Problem details:
Apart from the pictures, write out all the records exactly.
<<<<
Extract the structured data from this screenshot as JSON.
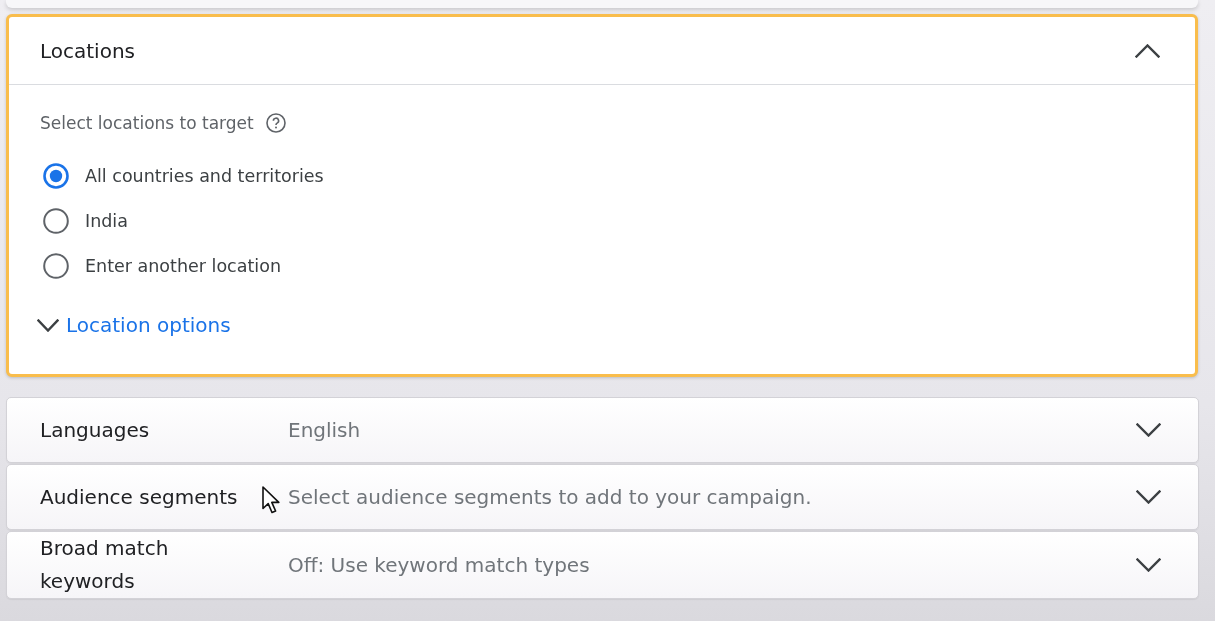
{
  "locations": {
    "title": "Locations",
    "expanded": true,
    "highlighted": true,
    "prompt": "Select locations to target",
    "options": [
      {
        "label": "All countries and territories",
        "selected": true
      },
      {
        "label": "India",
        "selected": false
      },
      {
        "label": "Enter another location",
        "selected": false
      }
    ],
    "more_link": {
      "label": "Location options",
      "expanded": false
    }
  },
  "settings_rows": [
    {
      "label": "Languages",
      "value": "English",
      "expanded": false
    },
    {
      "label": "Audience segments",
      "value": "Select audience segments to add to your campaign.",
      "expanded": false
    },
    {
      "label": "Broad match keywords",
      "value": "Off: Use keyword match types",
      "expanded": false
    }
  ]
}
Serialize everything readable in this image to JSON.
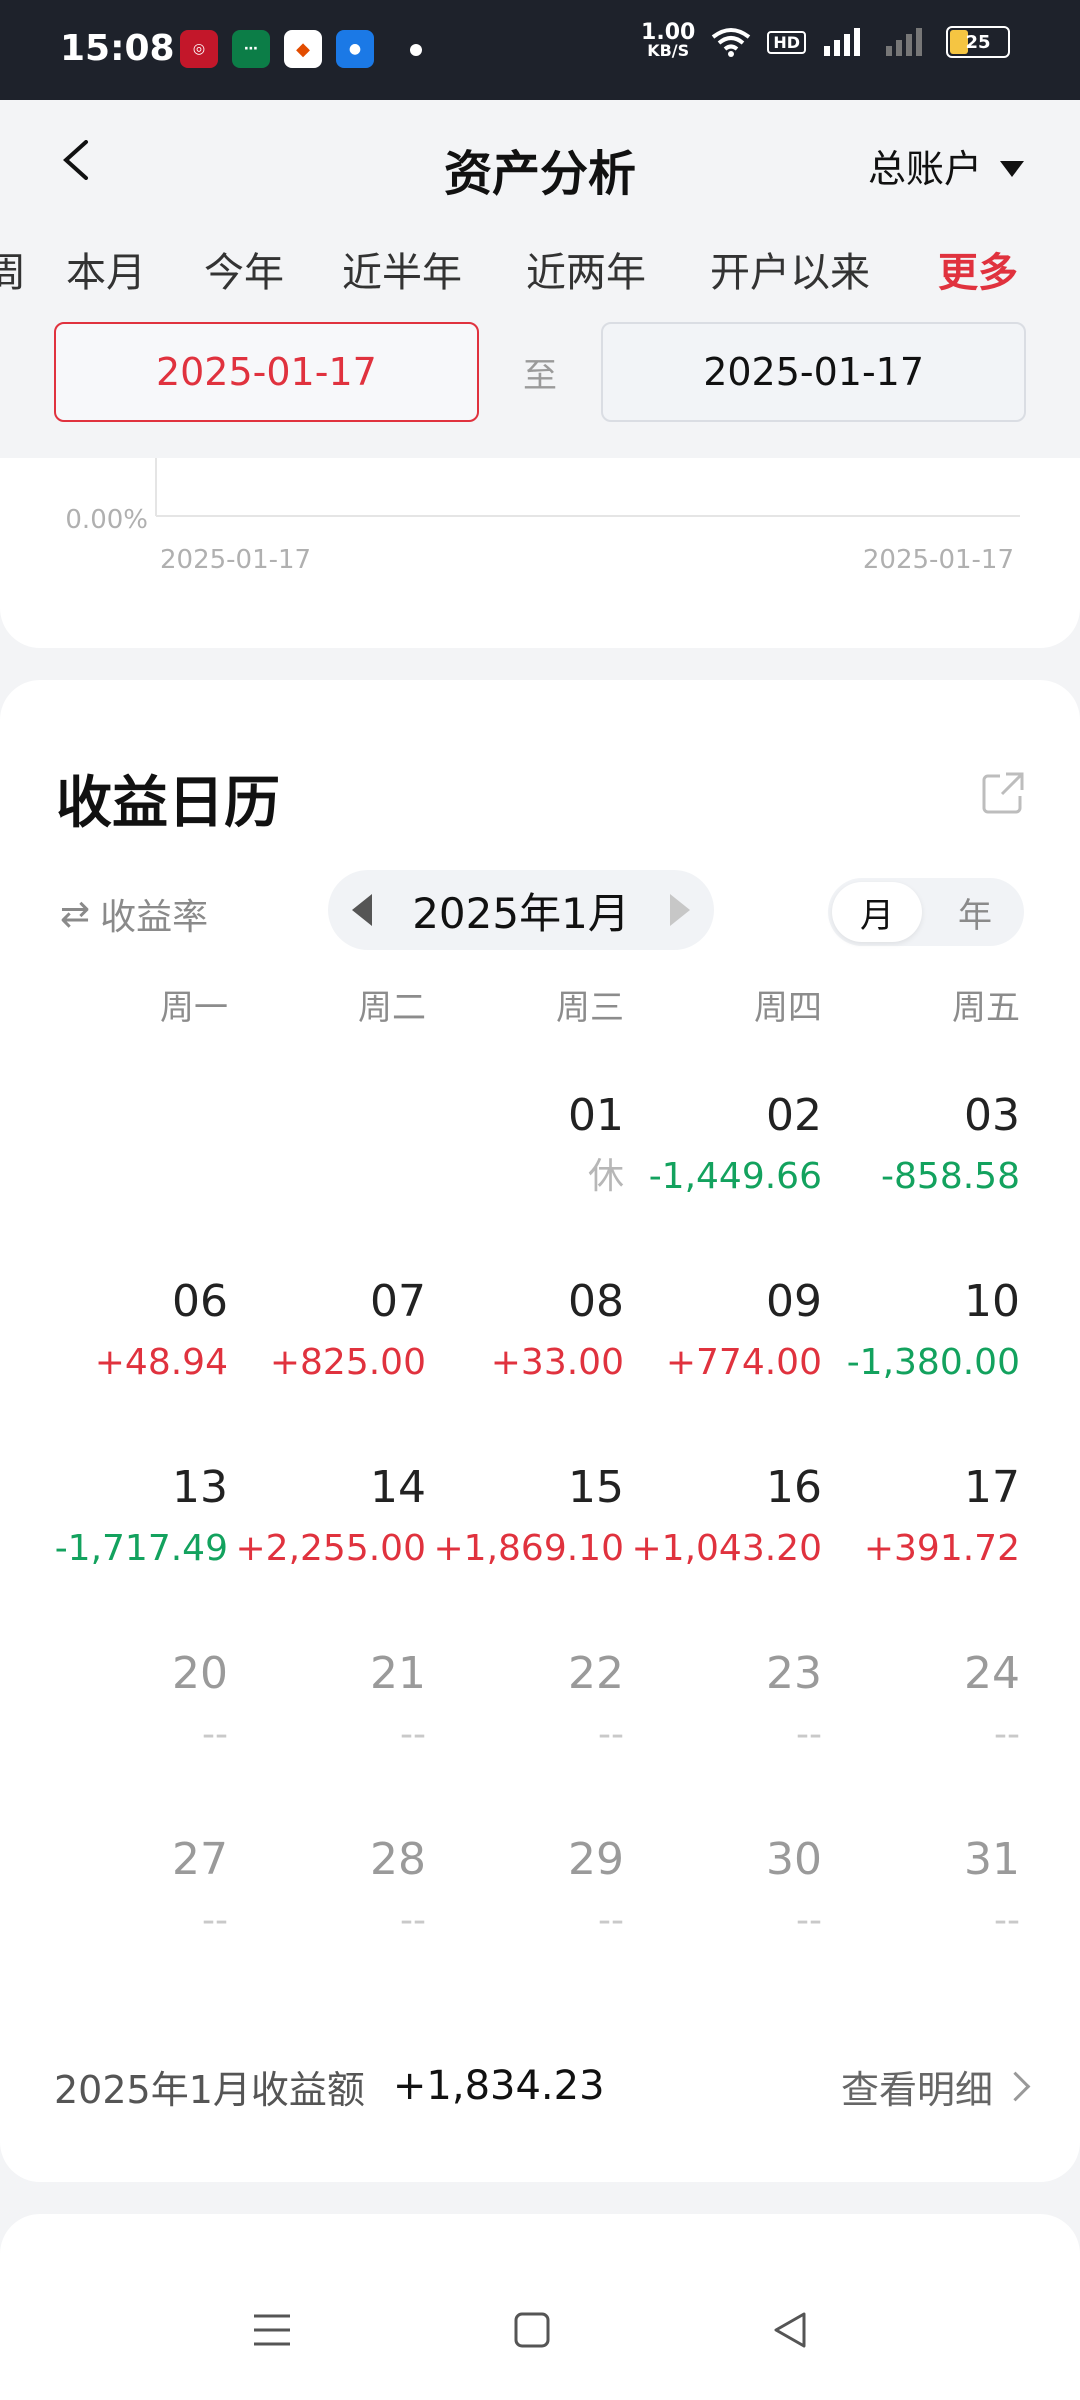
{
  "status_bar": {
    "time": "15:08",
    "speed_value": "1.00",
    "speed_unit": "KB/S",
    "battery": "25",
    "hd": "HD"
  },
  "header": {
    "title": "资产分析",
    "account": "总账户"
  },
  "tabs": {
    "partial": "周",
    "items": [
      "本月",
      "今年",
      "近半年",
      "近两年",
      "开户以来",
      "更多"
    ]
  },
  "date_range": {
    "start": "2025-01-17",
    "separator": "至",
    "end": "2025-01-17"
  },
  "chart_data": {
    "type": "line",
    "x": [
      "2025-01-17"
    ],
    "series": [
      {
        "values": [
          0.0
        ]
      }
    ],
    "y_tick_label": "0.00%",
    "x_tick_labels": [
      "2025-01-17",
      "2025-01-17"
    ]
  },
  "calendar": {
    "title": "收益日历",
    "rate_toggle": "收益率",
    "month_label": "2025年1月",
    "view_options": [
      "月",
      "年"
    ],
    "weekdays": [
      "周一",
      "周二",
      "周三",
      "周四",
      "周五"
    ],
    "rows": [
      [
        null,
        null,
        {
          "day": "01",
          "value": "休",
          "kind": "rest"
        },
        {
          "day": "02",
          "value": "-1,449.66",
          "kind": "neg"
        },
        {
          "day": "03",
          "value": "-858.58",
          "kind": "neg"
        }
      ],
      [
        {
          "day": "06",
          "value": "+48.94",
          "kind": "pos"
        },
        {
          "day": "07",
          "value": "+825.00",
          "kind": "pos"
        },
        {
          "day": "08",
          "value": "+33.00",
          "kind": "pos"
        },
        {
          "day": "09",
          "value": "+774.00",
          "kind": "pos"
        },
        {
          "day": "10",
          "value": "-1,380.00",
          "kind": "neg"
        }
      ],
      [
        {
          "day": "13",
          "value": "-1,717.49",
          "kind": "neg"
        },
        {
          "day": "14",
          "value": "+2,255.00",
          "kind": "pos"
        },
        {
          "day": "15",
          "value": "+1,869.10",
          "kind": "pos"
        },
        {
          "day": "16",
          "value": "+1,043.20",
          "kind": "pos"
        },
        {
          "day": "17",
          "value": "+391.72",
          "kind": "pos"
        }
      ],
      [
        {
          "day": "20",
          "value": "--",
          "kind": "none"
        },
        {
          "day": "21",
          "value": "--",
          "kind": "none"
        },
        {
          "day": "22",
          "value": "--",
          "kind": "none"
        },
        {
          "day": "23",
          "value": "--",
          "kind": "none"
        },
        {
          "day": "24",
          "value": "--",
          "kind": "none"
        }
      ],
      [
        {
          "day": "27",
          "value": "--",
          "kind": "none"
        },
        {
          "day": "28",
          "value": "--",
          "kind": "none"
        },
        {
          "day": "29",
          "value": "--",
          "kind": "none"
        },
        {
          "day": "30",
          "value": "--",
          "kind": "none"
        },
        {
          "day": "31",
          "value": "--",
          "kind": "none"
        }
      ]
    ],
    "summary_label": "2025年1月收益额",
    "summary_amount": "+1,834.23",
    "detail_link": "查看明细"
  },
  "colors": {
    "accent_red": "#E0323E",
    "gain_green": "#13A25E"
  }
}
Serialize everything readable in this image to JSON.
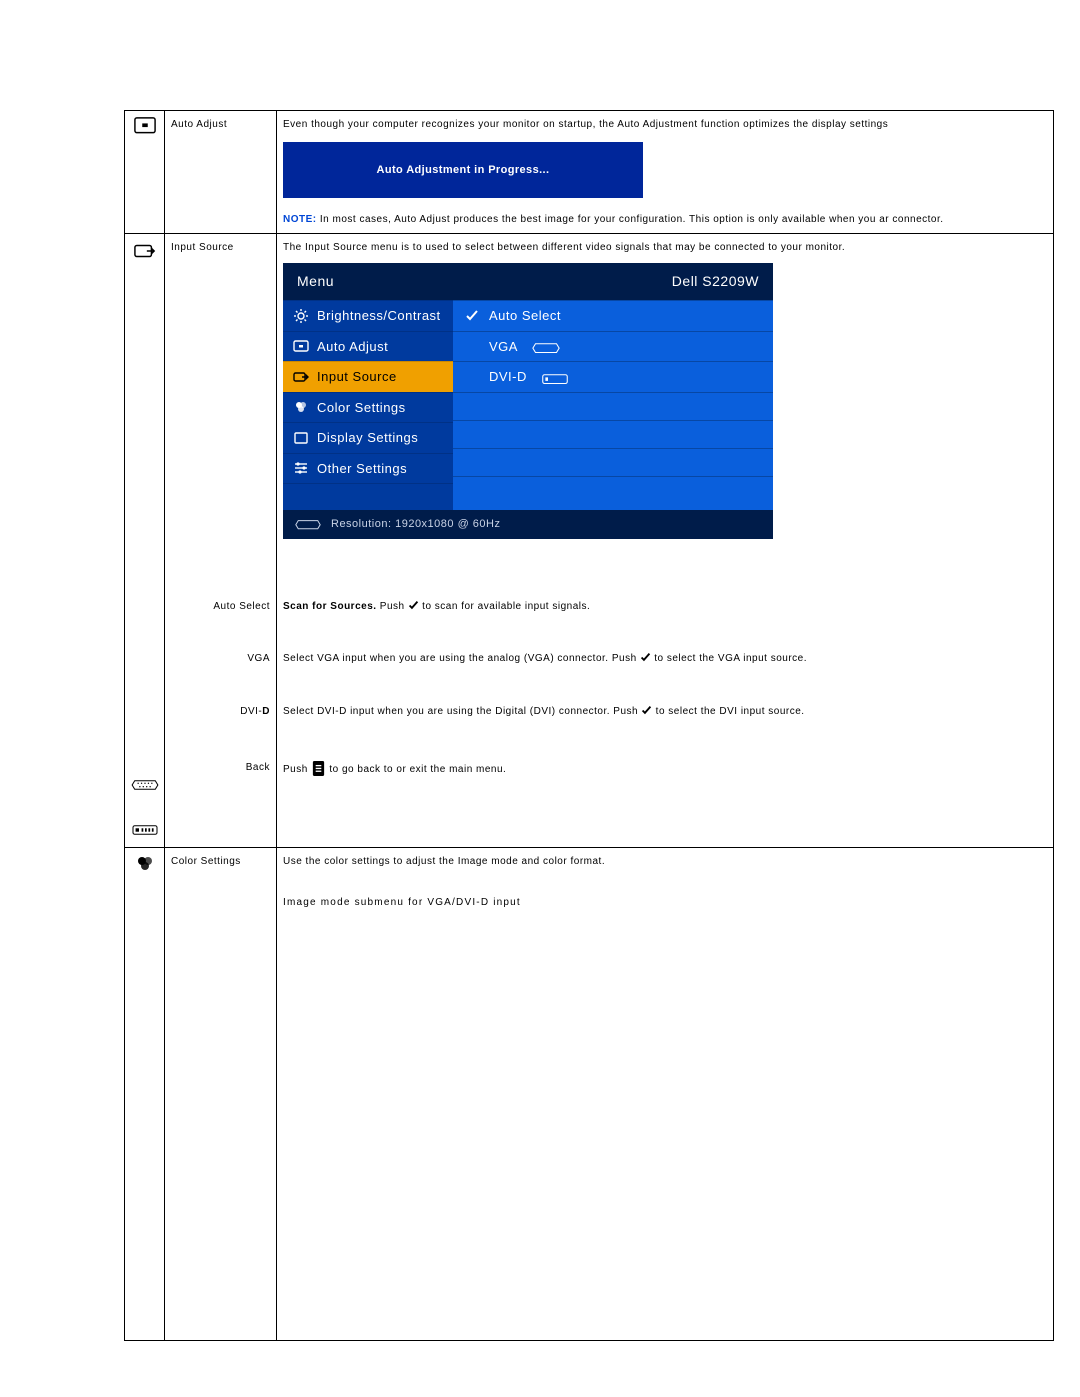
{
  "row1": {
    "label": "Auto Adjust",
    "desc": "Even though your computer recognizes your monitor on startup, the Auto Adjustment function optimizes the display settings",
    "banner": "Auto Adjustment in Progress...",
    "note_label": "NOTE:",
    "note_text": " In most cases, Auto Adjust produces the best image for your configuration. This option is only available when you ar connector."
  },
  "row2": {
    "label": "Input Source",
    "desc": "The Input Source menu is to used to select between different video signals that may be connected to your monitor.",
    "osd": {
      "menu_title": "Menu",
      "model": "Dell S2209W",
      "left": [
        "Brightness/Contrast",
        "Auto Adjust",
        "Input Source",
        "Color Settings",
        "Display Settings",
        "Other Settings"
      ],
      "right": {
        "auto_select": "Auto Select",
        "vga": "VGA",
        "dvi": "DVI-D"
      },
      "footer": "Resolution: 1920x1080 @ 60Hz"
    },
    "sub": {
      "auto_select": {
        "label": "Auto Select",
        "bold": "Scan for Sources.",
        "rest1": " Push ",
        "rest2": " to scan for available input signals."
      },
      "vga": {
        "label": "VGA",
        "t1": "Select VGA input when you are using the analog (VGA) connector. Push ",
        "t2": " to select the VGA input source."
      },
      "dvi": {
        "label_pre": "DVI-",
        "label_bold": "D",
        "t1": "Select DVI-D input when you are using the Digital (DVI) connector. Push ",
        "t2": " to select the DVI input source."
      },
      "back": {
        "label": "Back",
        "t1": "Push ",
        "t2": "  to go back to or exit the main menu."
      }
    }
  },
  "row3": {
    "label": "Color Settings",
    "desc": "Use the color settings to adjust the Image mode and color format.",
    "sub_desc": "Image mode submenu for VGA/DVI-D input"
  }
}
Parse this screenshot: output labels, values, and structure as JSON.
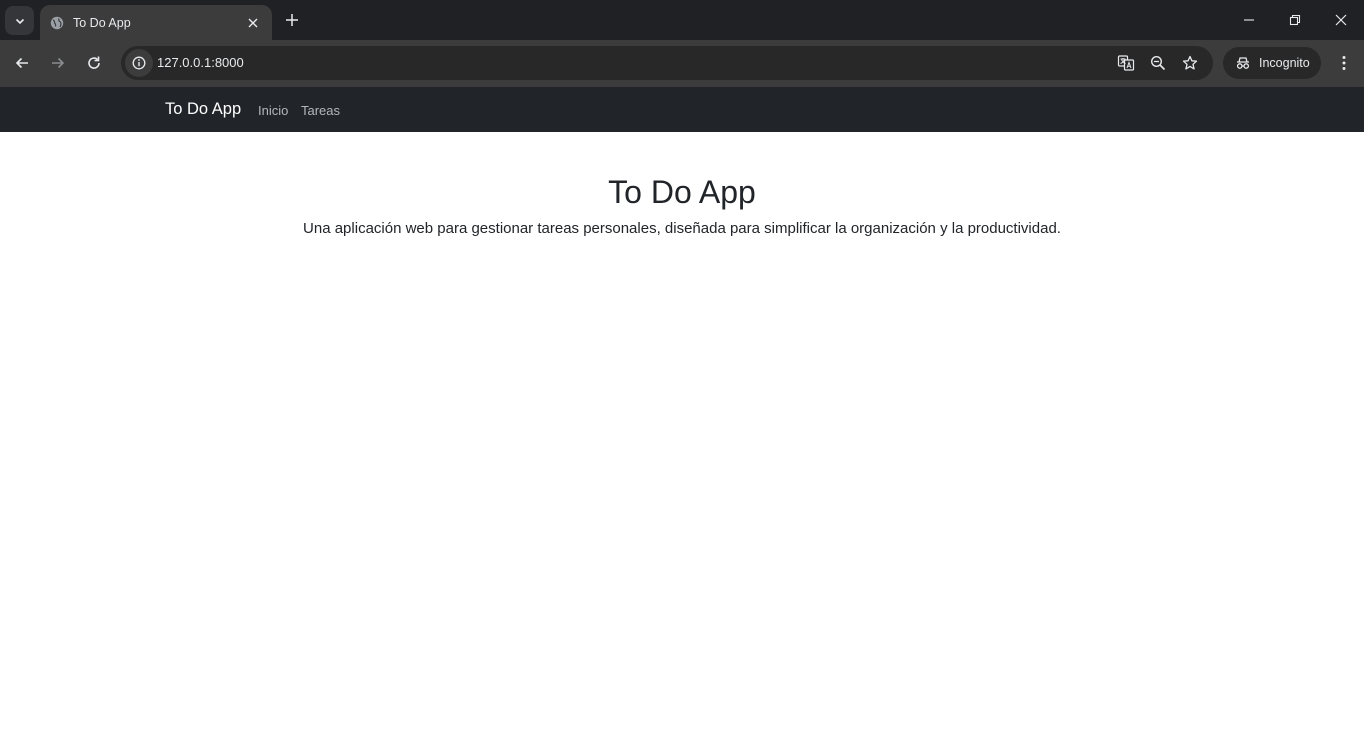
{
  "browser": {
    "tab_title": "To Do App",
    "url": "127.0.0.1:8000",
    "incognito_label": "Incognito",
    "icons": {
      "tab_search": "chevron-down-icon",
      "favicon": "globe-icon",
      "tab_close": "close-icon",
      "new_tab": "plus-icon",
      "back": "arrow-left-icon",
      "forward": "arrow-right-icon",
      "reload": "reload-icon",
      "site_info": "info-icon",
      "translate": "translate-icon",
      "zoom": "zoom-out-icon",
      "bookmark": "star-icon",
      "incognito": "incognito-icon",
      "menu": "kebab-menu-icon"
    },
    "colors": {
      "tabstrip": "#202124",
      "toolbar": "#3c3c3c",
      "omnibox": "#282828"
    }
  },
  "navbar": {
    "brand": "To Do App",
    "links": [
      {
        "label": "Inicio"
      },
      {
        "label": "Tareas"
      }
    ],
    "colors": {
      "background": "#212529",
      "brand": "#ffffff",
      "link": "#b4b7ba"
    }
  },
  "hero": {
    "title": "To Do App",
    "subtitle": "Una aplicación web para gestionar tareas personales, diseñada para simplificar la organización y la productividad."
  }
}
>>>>
Output for this task:
Extract the structured data from this screenshot as JSON.
{
  "locations": {
    "title": "Locations",
    "expanded": true,
    "highlighted": true,
    "prompt": "Select locations to target",
    "options": [
      {
        "label": "All countries and territories",
        "selected": true
      },
      {
        "label": "India",
        "selected": false
      },
      {
        "label": "Enter another location",
        "selected": false
      }
    ],
    "more_link": {
      "label": "Location options",
      "expanded": false
    }
  },
  "settings_rows": [
    {
      "label": "Languages",
      "value": "English",
      "expanded": false
    },
    {
      "label": "Audience segments",
      "value": "Select audience segments to add to your campaign.",
      "expanded": false
    },
    {
      "label": "Broad match keywords",
      "value": "Off: Use keyword match types",
      "expanded": false
    }
  ]
}
Serialize everything readable in this image to JSON.
{
  "status_bar": {
    "time": "15:08",
    "speed_value": "1.00",
    "speed_unit": "KB/S",
    "battery": "25",
    "hd": "HD"
  },
  "header": {
    "title": "资产分析",
    "account": "总账户"
  },
  "tabs": {
    "partial": "周",
    "items": [
      "本月",
      "今年",
      "近半年",
      "近两年",
      "开户以来",
      "更多"
    ]
  },
  "date_range": {
    "start": "2025-01-17",
    "separator": "至",
    "end": "2025-01-17"
  },
  "chart_data": {
    "type": "line",
    "x": [
      "2025-01-17"
    ],
    "series": [
      {
        "values": [
          0.0
        ]
      }
    ],
    "y_tick_label": "0.00%",
    "x_tick_labels": [
      "2025-01-17",
      "2025-01-17"
    ]
  },
  "calendar": {
    "title": "收益日历",
    "rate_toggle": "收益率",
    "month_label": "2025年1月",
    "view_options": [
      "月",
      "年"
    ],
    "weekdays": [
      "周一",
      "周二",
      "周三",
      "周四",
      "周五"
    ],
    "rows": [
      [
        null,
        null,
        {
          "day": "01",
          "value": "休",
          "kind": "rest"
        },
        {
          "day": "02",
          "value": "-1,449.66",
          "kind": "neg"
        },
        {
          "day": "03",
          "value": "-858.58",
          "kind": "neg"
        }
      ],
      [
        {
          "day": "06",
          "value": "+48.94",
          "kind": "pos"
        },
        {
          "day": "07",
          "value": "+825.00",
          "kind": "pos"
        },
        {
          "day": "08",
          "value": "+33.00",
          "kind": "pos"
        },
        {
          "day": "09",
          "value": "+774.00",
          "kind": "pos"
        },
        {
          "day": "10",
          "value": "-1,380.00",
          "kind": "neg"
        }
      ],
      [
        {
          "day": "13",
          "value": "-1,717.49",
          "kind": "neg"
        },
        {
          "day": "14",
          "value": "+2,255.00",
          "kind": "pos"
        },
        {
          "day": "15",
          "value": "+1,869.10",
          "kind": "pos"
        },
        {
          "day": "16",
          "value": "+1,043.20",
          "kind": "pos"
        },
        {
          "day": "17",
          "value": "+391.72",
          "kind": "pos"
        }
      ],
      [
        {
          "day": "20",
          "value": "--",
          "kind": "none"
        },
        {
          "day": "21",
          "value": "--",
          "kind": "none"
        },
        {
          "day": "22",
          "value": "--",
          "kind": "none"
        },
        {
          "day": "23",
          "value": "--",
          "kind": "none"
        },
        {
          "day": "24",
          "value": "--",
          "kind": "none"
        }
      ],
      [
        {
          "day": "27",
          "value": "--",
          "kind": "none"
        },
        {
          "day": "28",
          "value": "--",
          "kind": "none"
        },
        {
          "day": "29",
          "value": "--",
          "kind": "none"
        },
        {
          "day": "30",
          "value": "--",
          "kind": "none"
        },
        {
          "day": "31",
          "value": "--",
          "kind": "none"
        }
      ]
    ],
    "summary_label": "2025年1月收益额",
    "summary_amount": "+1,834.23",
    "detail_link": "查看明细"
  },
  "colors": {
    "accent_red": "#E0323E",
    "gain_green": "#13A25E"
  }
}
Serialize everything readable in this image to JSON.
{
  "row1": {
    "label": "Auto Adjust",
    "desc": "Even though your computer recognizes your monitor on startup, the Auto Adjustment function optimizes the display settings",
    "banner": "Auto Adjustment in Progress...",
    "note_label": "NOTE:",
    "note_text": " In most cases, Auto Adjust produces the best image for your configuration. This option is only available when you ar connector."
  },
  "row2": {
    "label": "Input Source",
    "desc": "The Input Source menu is to used to select between different video signals that may be connected to your monitor.",
    "osd": {
      "menu_title": "Menu",
      "model": "Dell S2209W",
      "left": [
        "Brightness/Contrast",
        "Auto Adjust",
        "Input Source",
        "Color Settings",
        "Display Settings",
        "Other Settings"
      ],
      "right": {
        "auto_select": "Auto Select",
        "vga": "VGA",
        "dvi": "DVI-D"
      },
      "footer": "Resolution: 1920x1080 @ 60Hz"
    },
    "sub": {
      "auto_select": {
        "label": "Auto Select",
        "bold": "Scan for Sources.",
        "rest1": " Push ",
        "rest2": " to scan for available input signals."
      },
      "vga": {
        "label": "VGA",
        "t1": "Select VGA input when you are using the analog (VGA) connector. Push ",
        "t2": " to select the VGA input source."
      },
      "dvi": {
        "label_pre": "DVI-",
        "label_bold": "D",
        "t1": "Select DVI-D input when you are using the Digital (DVI) connector. Push ",
        "t2": " to select the DVI input source."
      },
      "back": {
        "label": "Back",
        "t1": "Push ",
        "t2": "  to go back to or exit the main menu."
      }
    }
  },
  "row3": {
    "label": "Color Settings",
    "desc": "Use the color settings to adjust the Image mode and color format.",
    "sub_desc": "Image mode submenu for VGA/DVI-D input"
  }
}
Parse this screenshot: output labels, values, and structure as JSON.
{
  "browser": {
    "tab_title": "To Do App",
    "url": "127.0.0.1:8000",
    "incognito_label": "Incognito",
    "icons": {
      "tab_search": "chevron-down-icon",
      "favicon": "globe-icon",
      "tab_close": "close-icon",
      "new_tab": "plus-icon",
      "back": "arrow-left-icon",
      "forward": "arrow-right-icon",
      "reload": "reload-icon",
      "site_info": "info-icon",
      "translate": "translate-icon",
      "zoom": "zoom-out-icon",
      "bookmark": "star-icon",
      "incognito": "incognito-icon",
      "menu": "kebab-menu-icon"
    },
    "colors": {
      "tabstrip": "#202124",
      "toolbar": "#3c3c3c",
      "omnibox": "#282828"
    }
  },
  "navbar": {
    "brand": "To Do App",
    "links": [
      {
        "label": "Inicio"
      },
      {
        "label": "Tareas"
      }
    ],
    "colors": {
      "background": "#212529",
      "brand": "#ffffff",
      "link": "#b4b7ba"
    }
  },
  "hero": {
    "title": "To Do App",
    "subtitle": "Una aplicación web para gestionar tareas personales, diseñada para simplificar la organización y la productividad."
  }
}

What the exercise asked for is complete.